(Page and application data records)
┌──
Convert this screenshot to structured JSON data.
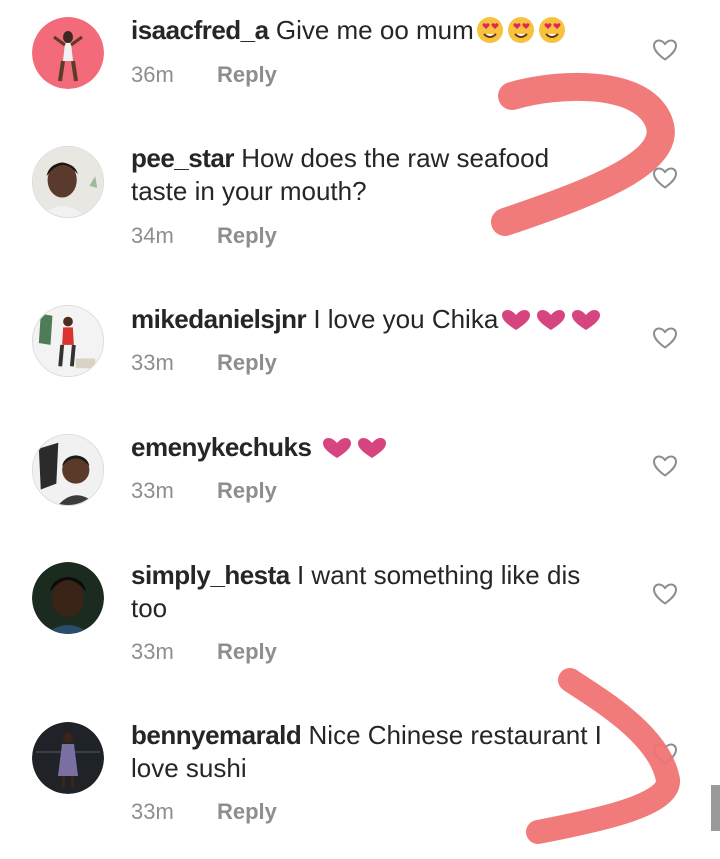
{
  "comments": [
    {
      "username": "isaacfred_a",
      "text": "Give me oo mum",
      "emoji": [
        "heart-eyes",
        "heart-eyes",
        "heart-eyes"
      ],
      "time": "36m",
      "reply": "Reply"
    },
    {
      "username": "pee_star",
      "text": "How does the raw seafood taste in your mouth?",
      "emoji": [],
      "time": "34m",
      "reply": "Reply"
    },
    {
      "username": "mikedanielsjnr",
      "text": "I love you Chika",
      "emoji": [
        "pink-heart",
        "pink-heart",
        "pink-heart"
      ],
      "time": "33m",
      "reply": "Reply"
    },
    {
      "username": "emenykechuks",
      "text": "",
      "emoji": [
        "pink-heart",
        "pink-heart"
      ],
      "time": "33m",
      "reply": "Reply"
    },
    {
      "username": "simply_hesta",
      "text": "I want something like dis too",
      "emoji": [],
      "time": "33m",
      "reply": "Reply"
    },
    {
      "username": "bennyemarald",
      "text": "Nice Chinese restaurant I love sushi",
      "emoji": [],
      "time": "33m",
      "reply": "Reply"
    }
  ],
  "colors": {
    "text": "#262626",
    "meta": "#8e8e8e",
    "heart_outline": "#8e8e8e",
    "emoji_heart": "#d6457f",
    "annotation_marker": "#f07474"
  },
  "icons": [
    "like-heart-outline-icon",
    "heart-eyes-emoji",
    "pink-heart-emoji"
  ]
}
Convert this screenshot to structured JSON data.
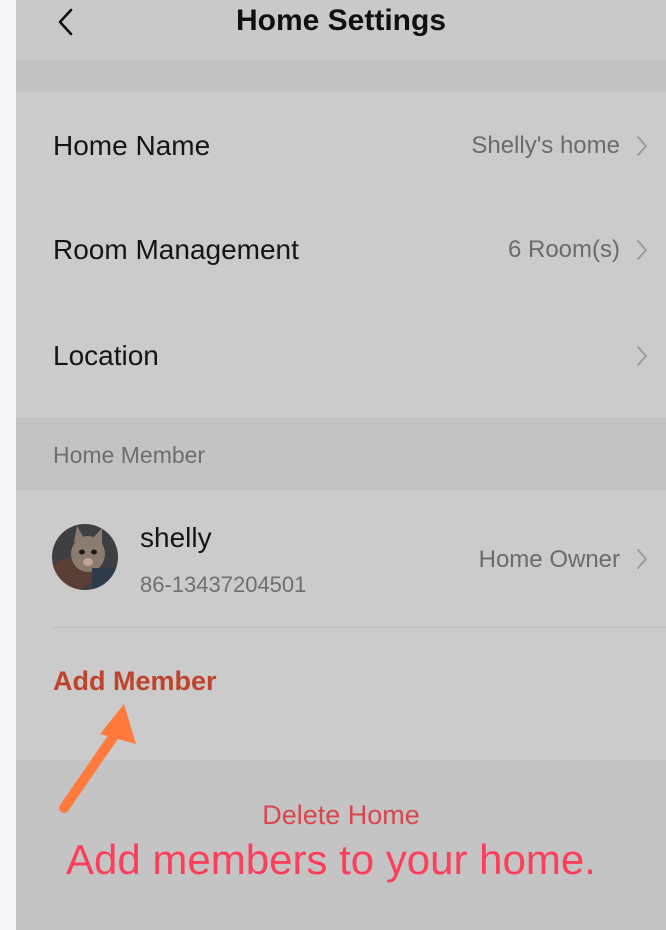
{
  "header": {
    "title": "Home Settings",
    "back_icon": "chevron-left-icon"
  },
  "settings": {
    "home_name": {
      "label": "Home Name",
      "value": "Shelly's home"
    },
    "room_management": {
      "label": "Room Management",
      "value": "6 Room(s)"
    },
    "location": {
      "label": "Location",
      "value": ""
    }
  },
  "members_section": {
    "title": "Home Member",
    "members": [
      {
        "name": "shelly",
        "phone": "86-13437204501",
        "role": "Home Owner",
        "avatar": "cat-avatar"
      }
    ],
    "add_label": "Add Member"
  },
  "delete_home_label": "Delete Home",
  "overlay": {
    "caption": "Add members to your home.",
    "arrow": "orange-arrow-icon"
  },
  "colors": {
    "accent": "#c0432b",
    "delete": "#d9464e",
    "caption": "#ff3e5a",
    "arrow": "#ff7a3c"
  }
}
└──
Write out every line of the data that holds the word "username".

      "username": "isaacfred_a",
      "username": "pee_star",
      "username": "mikedanielsjnr",
      "username": "emenykechuks",
      "username": "simply_hesta",
      "username": "bennyemarald",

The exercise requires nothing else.